# Posts Tagged ‘symbol matching’

## Monomatch Dice

July 12th, 2021

A game called “Spot It!” has received a lot of attention from recreational mathematicians in recent years. There’s a good video by Matt Parker, and a blog post about it by one of my five readers. (Hi MJD!) The game contains a number of cards each with eight symbols, and the object is to be the first to spot the matching symbol between the pair of cards. The designers of the game, in finding an elegant set of cards where every pair has exactly one match, used a structure that can be understood in terms of finite projective geometry. Parker calls these monomatch sets of symbol sets.

This led me to consider monomatching on symbols on the faces of a pair of dice. (I guess I’m on a roll with the dice content here. Sorry, there’s really only one decent dice related pun; if you try to stretch beyond that, things get dicey.) The obvious thing to do with a pair of d6’s is to have a set of 36 symbols. You could consider the symbols as being arranged in a 6×6 grid. The faces on one die would each contain all of the symbols on one row, and the faces on the other die would each contain the symbols on one column. For an added trick, the numbers 1 through 6 could be six of the symbols, and if they are on a diagonal of that grid, the dice could be used as regular dice by ignoring the non-numerical symbols.
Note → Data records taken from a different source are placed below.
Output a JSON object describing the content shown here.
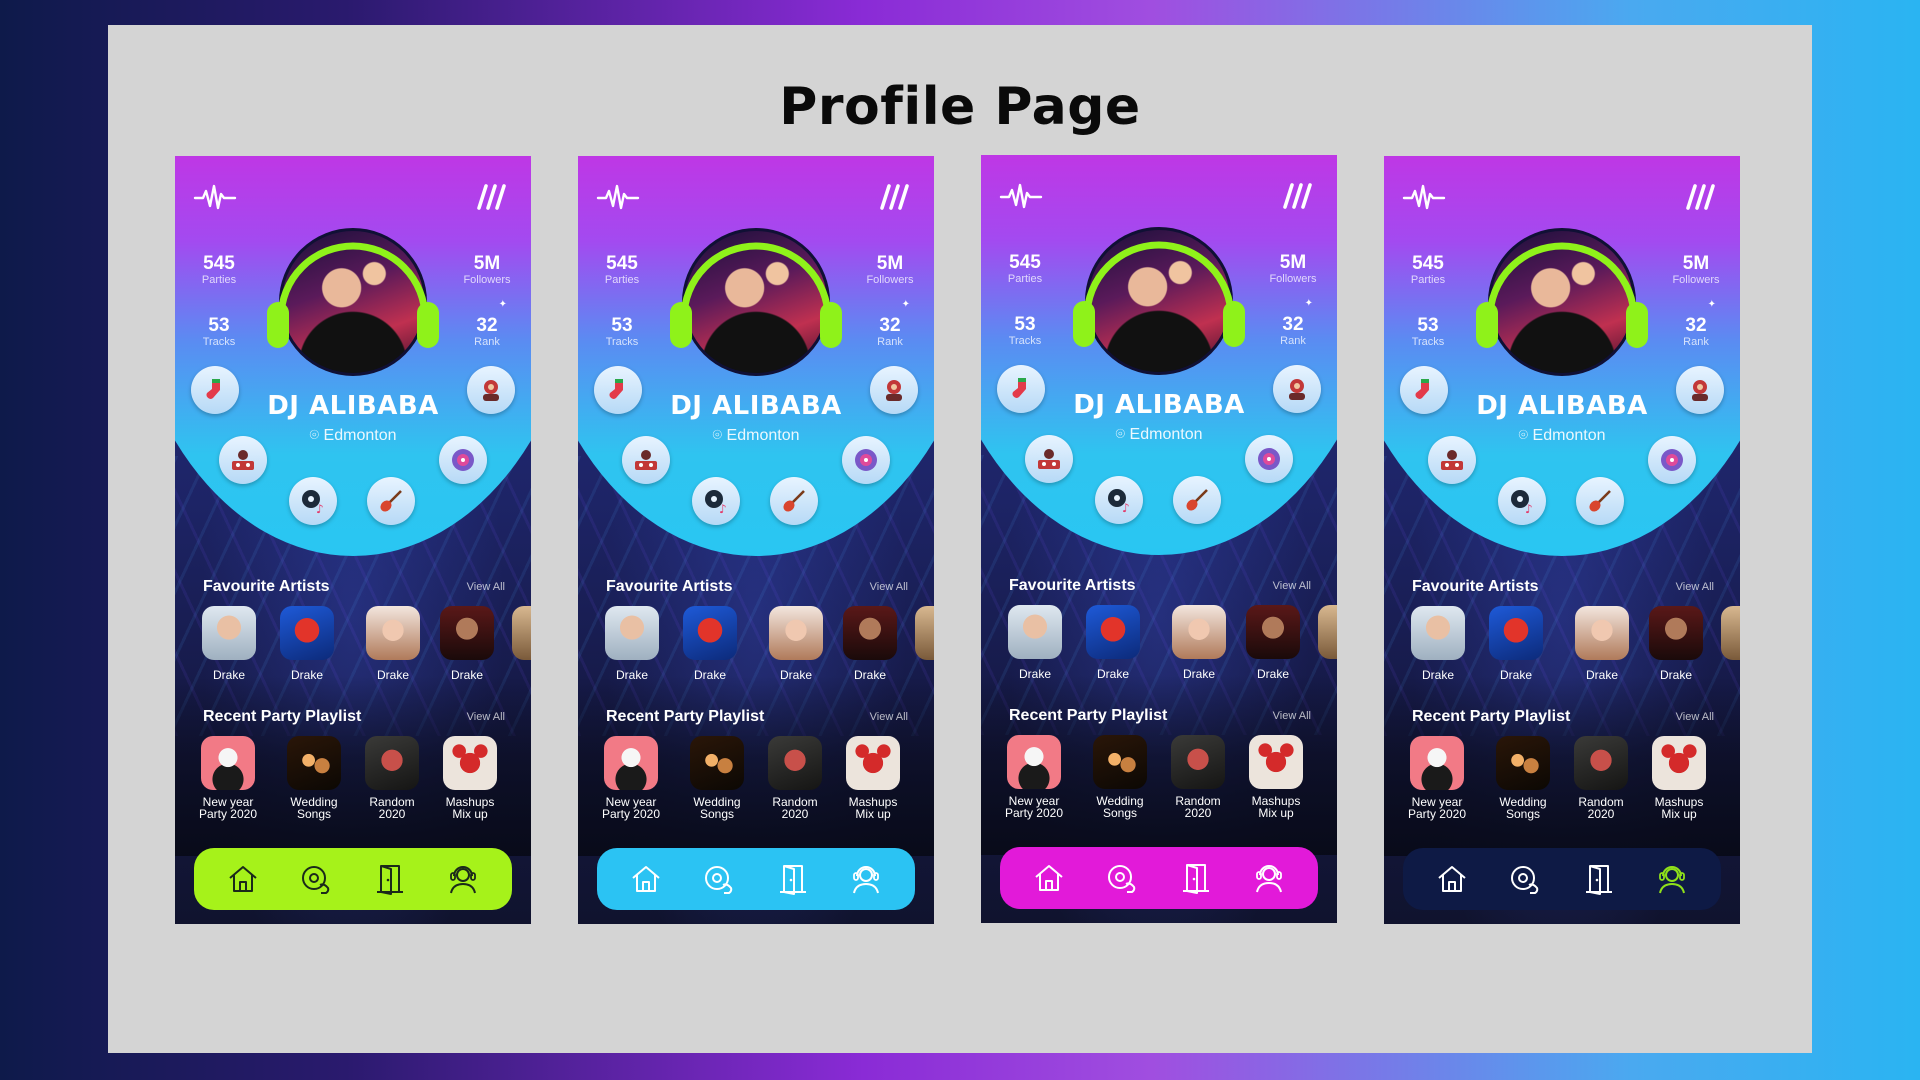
{
  "page": {
    "title": "Profile Page"
  },
  "profile": {
    "name": "DJ ALIBABA",
    "location": "Edmonton",
    "stats": {
      "parties": {
        "value": "545",
        "label": "Parties"
      },
      "tracks": {
        "value": "53",
        "label": "Tracks"
      },
      "followers": {
        "value": "5M",
        "label": "Followers"
      },
      "rank": {
        "value": "32",
        "label": "Rank"
      }
    }
  },
  "sections": {
    "favourite_artists": {
      "title": "Favourite Artists",
      "view_all": "View All"
    },
    "recent_playlist": {
      "title": "Recent Party Playlist",
      "view_all": "View All"
    }
  },
  "artists": [
    {
      "name": "Drake"
    },
    {
      "name": "Drake"
    },
    {
      "name": "Drake"
    },
    {
      "name": "Drake"
    },
    {
      "name": "D"
    }
  ],
  "playlists": [
    {
      "line1": "New year",
      "line2": "Party 2020"
    },
    {
      "line1": "Wedding",
      "line2": "Songs"
    },
    {
      "line1": "Random",
      "line2": "2020"
    },
    {
      "line1": "Mashups",
      "line2": "Mix up"
    }
  ],
  "icons": {
    "header_left": "waveform-icon",
    "header_right": "menu-slashes-icon",
    "genres": [
      "sock-icon",
      "dj-avatar-icon",
      "dj-mixer-icon",
      "vinyl-icon",
      "cd-music-icon",
      "guitar-icon"
    ],
    "nav": [
      "home-icon",
      "dj-turntable-icon",
      "door-icon",
      "dj-person-icon"
    ]
  },
  "variants": [
    {
      "nav_color": "#a6f21a",
      "nav_icon_color": "#1b2a1a",
      "active_icon_color": "#1b2a1a"
    },
    {
      "nav_color": "#2bc3f3",
      "nav_icon_color": "#ffffff",
      "active_icon_color": "#ffffff"
    },
    {
      "nav_color": "#e21ad9",
      "nav_icon_color": "#ffffff",
      "active_icon_color": "#ffffff"
    },
    {
      "nav_color": "#0e1a45",
      "nav_icon_color": "#ffffff",
      "active_icon_color": "#8fe01a"
    }
  ],
  "accent_colors": {
    "headphones": "#8ff21a",
    "disc_top": "#cc2ee0",
    "disc_bottom": "#29c6f2"
  }
}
This seems like an idea worth exploring, once my laser engraver arrives. There is a version of Spot It! with 30 cards and 6 symbols per card that is marketed to be played by young children, so it seems like it would be somewhere near the realm of playability. (Adding dice beyond the first two might help.) And although Spot It! already comes in a compact tin, there’s not much that’s more portable than a pair of dice. But there’s not really any kind of interesting puzzle to be found in it, so I was hoping to find something else to do with symbol matching on dice.

And I did come up with another idea, and it is good, and it is dumb. Imagine, if you will, that you could use a pair of dice as… 2d6!

But not, of course, 2d6 as we know it. Instead of adding numbers on the two dice, we’d have the numbers 2 through 12 as symbols for matching. The frequencies in which the numbers occur on the two dice would have to be such that the probability of getting a number as a match would be the same as the probability of getting that number as a sum using a regular pair of d6’s.

Now, finding a set of number sets for the symbols on the faces of each die becomes an interesting puzzle, especially if we add constraints to make our dice more nice. One type of constraint we might care about is on the quantity of numbers on each die. Minimizing the total quantity on both of the dice would be good, as would be balancing the quantities on the dice.

Unfortunately, we cannot do both. The minimum total quantity is 43, which is odd. So in order to balance the quantities, we need to use the inefficient alternative for either 5 or 9. (Using the inefficient alternative for 7 doesn’t change the parity of the total, so I’ve dismissed that option.)

We could try to go further in our pursuit of balance. The solution I found above has balanced number quantities on the two dice, but at the level of faces, there are issues. The first set has face quantities of {2, 3, 3, 4, 5, 5}, while the second has {2, 3, 4, 4, 4, 5}. Having the same face quantities between the two dice would be desirable, especially if it could be done while minimizing the number of faces with five numbers, since those faces look more cluttered.

You could also drill down to the numbers themselves. The sum of all of the numbers on the upper die above is 158, while the sum on the lower die is 148. Ideally, we’d make those sums equal, or at least closer.

Problem #50: Find a “nicer” numbering for a pair of monomatch 2d6 dice than the one I found. One potential flaw that I haven’t mentioned already is having a pair of faces on the same die with identical number sets. When I was manually looking for numberings, they seem to want to have pairs like this, so they are harder to avoid than you might think.